### How to complete this task
Send back every line of the data exactly.

### Dataset entries
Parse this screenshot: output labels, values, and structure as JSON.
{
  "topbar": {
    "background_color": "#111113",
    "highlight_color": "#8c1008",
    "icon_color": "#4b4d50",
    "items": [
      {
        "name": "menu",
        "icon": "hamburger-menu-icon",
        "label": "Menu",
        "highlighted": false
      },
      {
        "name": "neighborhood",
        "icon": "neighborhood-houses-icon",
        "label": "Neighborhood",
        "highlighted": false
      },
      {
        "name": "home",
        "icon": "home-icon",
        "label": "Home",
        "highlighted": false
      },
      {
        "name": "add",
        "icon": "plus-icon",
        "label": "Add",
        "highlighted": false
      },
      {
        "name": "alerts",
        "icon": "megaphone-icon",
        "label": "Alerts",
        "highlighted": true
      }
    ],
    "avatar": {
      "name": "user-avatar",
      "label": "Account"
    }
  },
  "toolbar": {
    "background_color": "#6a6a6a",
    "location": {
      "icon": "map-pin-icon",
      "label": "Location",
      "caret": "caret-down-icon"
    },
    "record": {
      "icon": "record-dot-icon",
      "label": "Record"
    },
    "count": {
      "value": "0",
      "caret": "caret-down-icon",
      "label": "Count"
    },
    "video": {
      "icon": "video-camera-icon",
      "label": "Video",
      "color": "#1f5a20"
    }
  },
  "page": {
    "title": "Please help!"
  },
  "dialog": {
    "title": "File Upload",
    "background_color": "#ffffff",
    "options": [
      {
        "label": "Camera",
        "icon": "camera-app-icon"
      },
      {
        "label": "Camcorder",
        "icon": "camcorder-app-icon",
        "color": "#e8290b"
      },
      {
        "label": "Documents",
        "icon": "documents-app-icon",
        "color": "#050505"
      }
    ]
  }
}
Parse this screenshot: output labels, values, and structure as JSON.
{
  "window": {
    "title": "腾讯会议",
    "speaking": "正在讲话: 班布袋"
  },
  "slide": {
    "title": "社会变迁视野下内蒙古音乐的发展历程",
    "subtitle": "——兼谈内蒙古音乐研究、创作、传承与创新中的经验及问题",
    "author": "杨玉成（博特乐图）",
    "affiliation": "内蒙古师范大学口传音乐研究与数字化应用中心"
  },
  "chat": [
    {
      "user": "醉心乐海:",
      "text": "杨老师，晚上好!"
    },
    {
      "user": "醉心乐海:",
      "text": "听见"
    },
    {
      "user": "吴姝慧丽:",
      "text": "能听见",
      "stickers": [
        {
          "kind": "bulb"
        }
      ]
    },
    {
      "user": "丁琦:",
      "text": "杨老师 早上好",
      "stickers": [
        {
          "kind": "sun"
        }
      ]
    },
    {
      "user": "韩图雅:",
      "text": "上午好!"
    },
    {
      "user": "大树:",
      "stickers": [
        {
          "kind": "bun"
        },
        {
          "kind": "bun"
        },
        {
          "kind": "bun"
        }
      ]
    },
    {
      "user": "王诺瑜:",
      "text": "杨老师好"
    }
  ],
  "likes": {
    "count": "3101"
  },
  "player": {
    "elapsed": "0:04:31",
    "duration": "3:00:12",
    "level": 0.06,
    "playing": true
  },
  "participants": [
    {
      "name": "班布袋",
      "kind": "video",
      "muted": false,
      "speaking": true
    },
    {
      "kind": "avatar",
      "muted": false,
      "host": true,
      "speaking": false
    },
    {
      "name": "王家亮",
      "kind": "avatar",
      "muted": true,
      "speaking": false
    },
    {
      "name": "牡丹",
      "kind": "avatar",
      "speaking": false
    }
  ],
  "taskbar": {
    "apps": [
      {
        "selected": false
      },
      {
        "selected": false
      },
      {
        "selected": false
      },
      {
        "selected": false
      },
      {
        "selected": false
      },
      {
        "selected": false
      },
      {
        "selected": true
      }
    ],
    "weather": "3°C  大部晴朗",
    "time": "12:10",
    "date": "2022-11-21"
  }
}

### Problem solution
Parse this screenshot: output labels, values, and structure as JSON.
{
  "topbar": {
    "background_color": "#111113",
    "highlight_color": "#8c1008",
    "icon_color": "#4b4d50",
    "items": [
      {
        "name": "menu",
        "icon": "hamburger-menu-icon",
        "label": "Menu",
        "highlighted": false
      },
      {
        "name": "neighborhood",
        "icon": "neighborhood-houses-icon",
        "label": "Neighborhood",
        "highlighted": false
      },
      {
        "name": "home",
        "icon": "home-icon",
        "label": "Home",
        "highlighted": false
      },
      {
        "name": "add",
        "icon": "plus-icon",
        "label": "Add",
        "highlighted": false
      },
      {
        "name": "alerts",
        "icon": "megaphone-icon",
        "label": "Alerts",
        "highlighted": true
      }
    ],
    "avatar": {
      "name": "user-avatar",
      "label": "Account"
    }
  },
  "toolbar": {
    "background_color": "#6a6a6a",
    "location": {
      "icon": "map-pin-icon",
      "label": "Location",
      "caret": "caret-down-icon"
    },
    "record": {
      "icon": "record-dot-icon",
      "label": "Record"
    },
    "count": {
      "value": "0",
      "caret": "caret-down-icon",
      "label": "Count"
    },
    "video": {
      "icon": "video-camera-icon",
      "label": "Video",
      "color": "#1f5a20"
    }
  },
  "page": {
    "title": "Please help!"
  },
  "dialog": {
    "title": "File Upload",
    "background_color": "#ffffff",
    "options": [
      {
        "label": "Camera",
        "icon": "camera-app-icon"
      },
      {
        "label": "Camcorder",
        "icon": "camcorder-app-icon",
        "color": "#e8290b"
      },
      {
        "label": "Documents",
        "icon": "documents-app-icon",
        "color": "#050505"
      }
    ]
  }
}
Parse this screenshot: output labels, values, and structure as JSON.
{
  "window": {
    "title": "腾讯会议",
    "speaking": "正在讲话: 班布袋"
  },
  "slide": {
    "title": "社会变迁视野下内蒙古音乐的发展历程",
    "subtitle": "——兼谈内蒙古音乐研究、创作、传承与创新中的经验及问题",
    "author": "杨玉成（博特乐图）",
    "affiliation": "内蒙古师范大学口传音乐研究与数字化应用中心"
  },
  "chat": [
    {
      "user": "醉心乐海:",
      "text": "杨老师，晚上好!"
    },
    {
      "user": "醉心乐海:",
      "text": "听见"
    },
    {
      "user": "吴姝慧丽:",
      "text": "能听见",
      "stickers": [
        {
          "kind": "bulb"
        }
      ]
    },
    {
      "user": "丁琦:",
      "text": "杨老师 早上好",
      "stickers": [
        {
          "kind": "sun"
        }
      ]
    },
    {
      "user": "韩图雅:",
      "text": "上午好!"
    },
    {
      "user": "大树:",
      "stickers": [
        {
          "kind": "bun"
        },
        {
          "kind": "bun"
        },
        {
          "kind": "bun"
        }
      ]
    },
    {
      "user": "王诺瑜:",
      "text": "杨老师好"
    }
  ],
  "likes": {
    "count": "3101"
  },
  "player": {
    "elapsed": "0:04:31",
    "duration": "3:00:12",
    "level": 0.06,
    "playing": true
  },
  "participants": [
    {
      "name": "班布袋",
      "kind": "video",
      "muted": false,
      "speaking": true
    },
    {
      "kind": "avatar",
      "muted": false,
      "host": true,
      "speaking": false
    },
    {
      "name": "王家亮",
      "kind": "avatar",
      "muted": true,
      "speaking": false
    },
    {
      "name": "牡丹",
      "kind": "avatar",
      "speaking": false
    }
  ],
  "taskbar": {
    "apps": [
      {
        "selected": false
      },
      {
        "selected": false
      },
      {
        "selected": false
      },
      {
        "selected": false
      },
      {
        "selected": false
      },
      {
        "selected": false
      },
      {
        "selected": true
      }
    ],
    "weather": "3°C  大部晴朗",
    "time": "12:10",
    "date": "2022-11-21"
  }
}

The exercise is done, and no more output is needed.